But for industrial giants like Caterpillar times are tough. Last night the company announced forecasts for first-quarter sales and profits Thursday that trailed analysts’ estimates, Akin Oyedele reports.
But, the key for me and something that we should all remember when looking at the data and coverage is, like Hanrahan, sometimes it’s too easy to be negative. Developed economies are about services and consumption.
6. Here’s another reason the Aussie dollar looks attractive to global investors – Norway cut rates again and said they could go negative. Australian rates are stuck at 2% for a while. Sure the bias is lower and the door is open to an RBA cut but realistically it’s viewed as a chance, not a likely outcome in the market.
But across the globe rates are still heading lower. Last night Norway became the latest central bank to cut rates, slicing 25 basis points off its benchmark rate to hit 0.5%. The bank said “Should the Norwegian economy be exposed to new major shocks, the Executive Board will, however, not exclude the possibility that the key policy rate may turn negative”.
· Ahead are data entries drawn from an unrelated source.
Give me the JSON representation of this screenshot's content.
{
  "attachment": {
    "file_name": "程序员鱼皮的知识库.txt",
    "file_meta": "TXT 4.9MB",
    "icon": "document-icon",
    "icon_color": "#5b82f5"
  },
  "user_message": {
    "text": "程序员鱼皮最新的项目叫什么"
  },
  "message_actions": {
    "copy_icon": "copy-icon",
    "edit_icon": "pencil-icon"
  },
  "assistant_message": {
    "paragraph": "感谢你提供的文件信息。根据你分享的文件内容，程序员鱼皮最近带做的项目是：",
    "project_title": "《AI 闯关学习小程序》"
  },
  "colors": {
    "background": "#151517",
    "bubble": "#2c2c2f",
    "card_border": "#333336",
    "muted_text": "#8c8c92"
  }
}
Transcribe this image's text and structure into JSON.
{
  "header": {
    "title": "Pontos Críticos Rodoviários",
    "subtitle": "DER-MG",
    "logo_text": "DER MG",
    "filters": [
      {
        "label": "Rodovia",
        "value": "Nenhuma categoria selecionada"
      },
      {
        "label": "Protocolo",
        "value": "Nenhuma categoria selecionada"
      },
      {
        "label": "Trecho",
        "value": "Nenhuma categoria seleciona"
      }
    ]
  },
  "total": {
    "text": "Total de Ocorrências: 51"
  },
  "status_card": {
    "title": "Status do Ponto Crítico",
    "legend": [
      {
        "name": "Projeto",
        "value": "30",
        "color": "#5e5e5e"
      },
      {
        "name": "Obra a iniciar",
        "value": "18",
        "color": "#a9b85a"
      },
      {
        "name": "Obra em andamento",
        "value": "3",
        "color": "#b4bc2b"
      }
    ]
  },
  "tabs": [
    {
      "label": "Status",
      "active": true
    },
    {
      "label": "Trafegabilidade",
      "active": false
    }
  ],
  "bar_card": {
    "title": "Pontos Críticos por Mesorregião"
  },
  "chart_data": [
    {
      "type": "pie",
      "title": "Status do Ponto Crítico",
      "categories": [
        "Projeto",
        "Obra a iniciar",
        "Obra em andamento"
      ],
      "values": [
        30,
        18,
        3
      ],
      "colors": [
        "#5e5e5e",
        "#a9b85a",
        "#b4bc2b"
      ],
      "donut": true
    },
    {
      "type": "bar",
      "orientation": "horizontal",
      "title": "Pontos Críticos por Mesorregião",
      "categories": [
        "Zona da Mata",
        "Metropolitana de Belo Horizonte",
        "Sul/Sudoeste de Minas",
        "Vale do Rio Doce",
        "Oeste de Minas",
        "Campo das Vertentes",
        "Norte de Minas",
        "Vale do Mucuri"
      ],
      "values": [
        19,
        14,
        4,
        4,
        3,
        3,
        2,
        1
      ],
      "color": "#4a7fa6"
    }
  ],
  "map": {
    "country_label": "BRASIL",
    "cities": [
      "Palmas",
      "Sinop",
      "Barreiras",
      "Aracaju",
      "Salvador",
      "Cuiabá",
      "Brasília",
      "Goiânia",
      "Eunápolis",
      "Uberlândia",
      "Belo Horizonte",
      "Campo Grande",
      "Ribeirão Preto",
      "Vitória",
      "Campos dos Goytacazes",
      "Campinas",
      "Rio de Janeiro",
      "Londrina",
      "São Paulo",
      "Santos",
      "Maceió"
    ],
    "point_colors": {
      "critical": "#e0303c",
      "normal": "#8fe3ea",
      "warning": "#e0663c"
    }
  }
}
Or you can earn 2% in AAA-rated Australia.
And the overnight round-up of key data(courtesy BNZ Markets)
NZ: GDP (q/q%), Q4: 0.9 (0.7 exp)
NZ: GDP (y/y%), Q4: 2.3 (2.1 exp)
AU: Employment (change ‘000), Feb: 0.3 (13.5 exp)
AU: Unemployment Rate (%), Feb: 5.8 (6.0 exp)
EC: Core CPI (y/y%), Feb F: 0.8 (0.7 exp)
UK: Bank of England Bank Rate (%): 0.5 (0.5 exp)
US: Philly Fed Business Outlook, Mar: 12.4 (-1.5 exp)
Have a great day. You can catch me on Twitter.
And now from CMC Markets’ Ric Spooner is today’s Stock of the Day
Media reaction to yesterday’s profit result was mixed with concerns being expressed about the drop in profit margin. All up it looked like a reasonable early start on their new strategy, though. Sales in those stores with the new brands and enhanced customer service jumped 7.1%. Reduced margins are part of this, with the new “concession” sales strategy involving lower profit margin.
The market was pretty positive. Myer gapped higher and closed up 11% at $1.24.
You can make out a bullish scenario for the chart as well. Yesterday took out the previous high which stopped neatly at the 38.2% Fibonacci retracement. That’s typical behaviour for the first leg in a rally. Harmonic projections of this “AB” rally could see it up to the 61.8% retracement level around $1.40. However, a watching brief on the AB=CD level around $1.33 as the next potential turning point might also be advisable.
Ric Spooner, chief market analyst, CMC Markets
You can follow Ric on Twitter @ricspooner_CMC